Data records for software interfaces
:::::

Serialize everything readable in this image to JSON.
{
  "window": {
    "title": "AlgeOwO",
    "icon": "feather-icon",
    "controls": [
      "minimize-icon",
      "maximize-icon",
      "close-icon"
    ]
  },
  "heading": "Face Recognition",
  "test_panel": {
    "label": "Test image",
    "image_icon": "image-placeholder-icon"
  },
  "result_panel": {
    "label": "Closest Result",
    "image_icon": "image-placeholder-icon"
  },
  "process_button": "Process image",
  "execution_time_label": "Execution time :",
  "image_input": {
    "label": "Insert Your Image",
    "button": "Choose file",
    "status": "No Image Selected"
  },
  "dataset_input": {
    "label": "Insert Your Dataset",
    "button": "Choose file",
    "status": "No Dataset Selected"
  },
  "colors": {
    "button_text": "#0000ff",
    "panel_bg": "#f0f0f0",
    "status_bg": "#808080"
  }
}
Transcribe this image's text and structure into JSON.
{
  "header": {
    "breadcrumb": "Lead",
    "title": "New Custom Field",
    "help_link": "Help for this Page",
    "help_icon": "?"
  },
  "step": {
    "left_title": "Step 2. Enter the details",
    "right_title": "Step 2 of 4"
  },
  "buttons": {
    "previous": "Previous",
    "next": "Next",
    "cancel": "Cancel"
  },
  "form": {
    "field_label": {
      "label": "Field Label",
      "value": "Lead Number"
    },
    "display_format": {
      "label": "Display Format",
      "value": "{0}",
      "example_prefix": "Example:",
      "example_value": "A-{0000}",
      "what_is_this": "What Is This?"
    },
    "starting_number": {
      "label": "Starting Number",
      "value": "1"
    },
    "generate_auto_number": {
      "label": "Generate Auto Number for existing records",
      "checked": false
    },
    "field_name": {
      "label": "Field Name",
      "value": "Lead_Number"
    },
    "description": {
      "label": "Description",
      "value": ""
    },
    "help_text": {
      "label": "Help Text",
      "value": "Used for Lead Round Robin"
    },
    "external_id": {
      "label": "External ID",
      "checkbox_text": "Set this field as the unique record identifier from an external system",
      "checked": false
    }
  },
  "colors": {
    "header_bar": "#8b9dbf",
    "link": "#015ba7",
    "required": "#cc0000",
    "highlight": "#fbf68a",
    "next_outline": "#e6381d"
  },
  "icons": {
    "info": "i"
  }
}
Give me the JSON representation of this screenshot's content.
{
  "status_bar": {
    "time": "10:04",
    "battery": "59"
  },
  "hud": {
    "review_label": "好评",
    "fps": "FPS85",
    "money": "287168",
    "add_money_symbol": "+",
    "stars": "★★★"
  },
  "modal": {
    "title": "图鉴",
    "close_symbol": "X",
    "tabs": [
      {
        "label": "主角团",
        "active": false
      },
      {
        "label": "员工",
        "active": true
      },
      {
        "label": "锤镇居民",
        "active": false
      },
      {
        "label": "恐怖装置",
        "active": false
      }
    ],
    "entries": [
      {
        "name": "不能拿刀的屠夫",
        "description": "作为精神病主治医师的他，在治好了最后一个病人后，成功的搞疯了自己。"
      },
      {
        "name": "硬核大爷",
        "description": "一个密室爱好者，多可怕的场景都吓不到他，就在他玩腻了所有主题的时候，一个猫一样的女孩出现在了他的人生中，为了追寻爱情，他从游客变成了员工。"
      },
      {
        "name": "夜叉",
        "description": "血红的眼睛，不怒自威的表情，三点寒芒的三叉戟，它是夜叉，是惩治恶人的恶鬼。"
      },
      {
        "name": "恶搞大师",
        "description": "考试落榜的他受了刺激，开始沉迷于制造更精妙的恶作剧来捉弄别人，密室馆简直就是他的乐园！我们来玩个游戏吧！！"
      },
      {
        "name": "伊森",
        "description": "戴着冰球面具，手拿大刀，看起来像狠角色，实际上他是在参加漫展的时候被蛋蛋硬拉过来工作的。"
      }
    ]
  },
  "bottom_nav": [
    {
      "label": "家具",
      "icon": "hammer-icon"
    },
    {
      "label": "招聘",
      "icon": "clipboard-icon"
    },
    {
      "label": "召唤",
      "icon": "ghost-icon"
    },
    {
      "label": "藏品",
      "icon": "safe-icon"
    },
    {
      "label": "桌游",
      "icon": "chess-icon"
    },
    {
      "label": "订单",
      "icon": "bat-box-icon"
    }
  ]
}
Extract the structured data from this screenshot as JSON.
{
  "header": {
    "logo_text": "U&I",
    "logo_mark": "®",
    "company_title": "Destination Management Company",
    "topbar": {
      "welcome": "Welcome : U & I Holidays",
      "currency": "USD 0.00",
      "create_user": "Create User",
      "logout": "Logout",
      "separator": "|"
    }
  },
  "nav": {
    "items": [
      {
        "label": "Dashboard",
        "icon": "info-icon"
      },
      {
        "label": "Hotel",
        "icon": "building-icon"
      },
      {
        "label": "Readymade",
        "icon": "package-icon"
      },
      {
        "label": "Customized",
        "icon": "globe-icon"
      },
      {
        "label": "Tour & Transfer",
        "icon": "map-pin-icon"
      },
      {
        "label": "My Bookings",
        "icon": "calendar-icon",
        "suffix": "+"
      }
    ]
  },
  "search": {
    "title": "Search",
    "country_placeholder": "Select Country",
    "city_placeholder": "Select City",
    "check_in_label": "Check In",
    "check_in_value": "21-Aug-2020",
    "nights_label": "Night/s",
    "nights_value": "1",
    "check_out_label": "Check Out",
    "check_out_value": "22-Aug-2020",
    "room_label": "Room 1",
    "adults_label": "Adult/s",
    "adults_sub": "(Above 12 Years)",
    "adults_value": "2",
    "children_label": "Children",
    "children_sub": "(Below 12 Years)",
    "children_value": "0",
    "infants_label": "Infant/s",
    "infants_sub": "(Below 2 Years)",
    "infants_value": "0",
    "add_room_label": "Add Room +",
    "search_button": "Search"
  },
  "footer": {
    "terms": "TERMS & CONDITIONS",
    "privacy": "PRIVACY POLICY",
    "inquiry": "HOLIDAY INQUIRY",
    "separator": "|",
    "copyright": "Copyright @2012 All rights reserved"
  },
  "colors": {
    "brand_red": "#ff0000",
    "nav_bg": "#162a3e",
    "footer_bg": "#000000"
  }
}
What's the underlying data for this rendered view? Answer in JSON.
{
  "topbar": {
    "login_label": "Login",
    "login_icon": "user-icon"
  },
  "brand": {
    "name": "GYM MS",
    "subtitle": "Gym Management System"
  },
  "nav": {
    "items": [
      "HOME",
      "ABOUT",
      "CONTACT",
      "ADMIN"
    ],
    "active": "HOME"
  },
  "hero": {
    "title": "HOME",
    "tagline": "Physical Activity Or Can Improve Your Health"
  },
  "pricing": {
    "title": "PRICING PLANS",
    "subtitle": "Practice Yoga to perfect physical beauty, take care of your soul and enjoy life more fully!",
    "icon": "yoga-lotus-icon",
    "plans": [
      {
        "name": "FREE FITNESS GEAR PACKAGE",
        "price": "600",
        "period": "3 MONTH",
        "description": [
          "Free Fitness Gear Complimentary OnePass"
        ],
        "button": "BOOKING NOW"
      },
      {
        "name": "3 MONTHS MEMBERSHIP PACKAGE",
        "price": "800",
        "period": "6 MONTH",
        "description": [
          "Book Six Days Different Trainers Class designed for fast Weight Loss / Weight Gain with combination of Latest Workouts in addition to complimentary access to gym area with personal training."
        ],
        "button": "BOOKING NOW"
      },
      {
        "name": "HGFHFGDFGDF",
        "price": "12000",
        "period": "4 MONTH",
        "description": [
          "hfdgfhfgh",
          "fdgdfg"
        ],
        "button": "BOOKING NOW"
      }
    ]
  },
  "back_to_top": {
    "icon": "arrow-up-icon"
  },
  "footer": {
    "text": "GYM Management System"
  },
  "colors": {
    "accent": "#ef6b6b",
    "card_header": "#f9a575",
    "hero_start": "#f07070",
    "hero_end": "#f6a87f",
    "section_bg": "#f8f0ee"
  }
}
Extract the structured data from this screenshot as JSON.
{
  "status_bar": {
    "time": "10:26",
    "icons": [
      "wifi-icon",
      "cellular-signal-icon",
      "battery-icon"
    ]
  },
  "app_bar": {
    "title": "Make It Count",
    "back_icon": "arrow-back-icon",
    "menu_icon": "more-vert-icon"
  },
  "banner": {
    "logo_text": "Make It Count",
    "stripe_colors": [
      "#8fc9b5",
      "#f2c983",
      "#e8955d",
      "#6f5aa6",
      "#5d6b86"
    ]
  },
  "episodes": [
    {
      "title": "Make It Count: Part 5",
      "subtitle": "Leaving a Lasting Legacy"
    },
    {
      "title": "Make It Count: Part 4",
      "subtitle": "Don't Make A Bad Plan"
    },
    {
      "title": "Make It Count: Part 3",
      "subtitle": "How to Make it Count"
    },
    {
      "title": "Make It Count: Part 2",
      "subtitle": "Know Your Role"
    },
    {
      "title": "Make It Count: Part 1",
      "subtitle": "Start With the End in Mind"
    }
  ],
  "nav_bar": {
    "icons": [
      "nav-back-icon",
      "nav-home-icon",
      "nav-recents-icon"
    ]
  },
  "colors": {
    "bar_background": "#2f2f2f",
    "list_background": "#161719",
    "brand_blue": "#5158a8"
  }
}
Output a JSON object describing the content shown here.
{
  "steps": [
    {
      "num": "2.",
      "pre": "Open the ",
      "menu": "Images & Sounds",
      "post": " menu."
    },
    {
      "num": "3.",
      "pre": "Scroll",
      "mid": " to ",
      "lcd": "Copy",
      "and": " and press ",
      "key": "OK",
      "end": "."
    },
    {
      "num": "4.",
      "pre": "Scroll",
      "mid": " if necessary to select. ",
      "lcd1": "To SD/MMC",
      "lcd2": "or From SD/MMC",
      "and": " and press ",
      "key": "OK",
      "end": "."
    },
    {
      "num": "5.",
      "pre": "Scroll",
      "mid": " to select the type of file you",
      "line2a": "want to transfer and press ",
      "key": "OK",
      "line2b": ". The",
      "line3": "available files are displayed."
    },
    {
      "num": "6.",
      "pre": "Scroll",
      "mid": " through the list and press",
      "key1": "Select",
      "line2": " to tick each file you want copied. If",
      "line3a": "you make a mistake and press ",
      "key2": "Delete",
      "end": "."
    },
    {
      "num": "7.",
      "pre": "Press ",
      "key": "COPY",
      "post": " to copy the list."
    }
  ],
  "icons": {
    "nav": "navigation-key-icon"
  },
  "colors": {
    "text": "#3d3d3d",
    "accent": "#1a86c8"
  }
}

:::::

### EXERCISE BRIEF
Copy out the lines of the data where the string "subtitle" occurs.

### EXPECTED ANSWER
    "subtitle": "Gym Management System"
    "subtitle": "Practice Yoga to perfect physical beauty, take care of your soul and enjoy life more fully!",
      "subtitle": "Leaving a Lasting Legacy"
      "subtitle": "Don't Make A Bad Plan"
      "subtitle": "How to Make it Count"
      "subtitle": "Know Your Role"
      "subtitle": "Start With the End in Mind"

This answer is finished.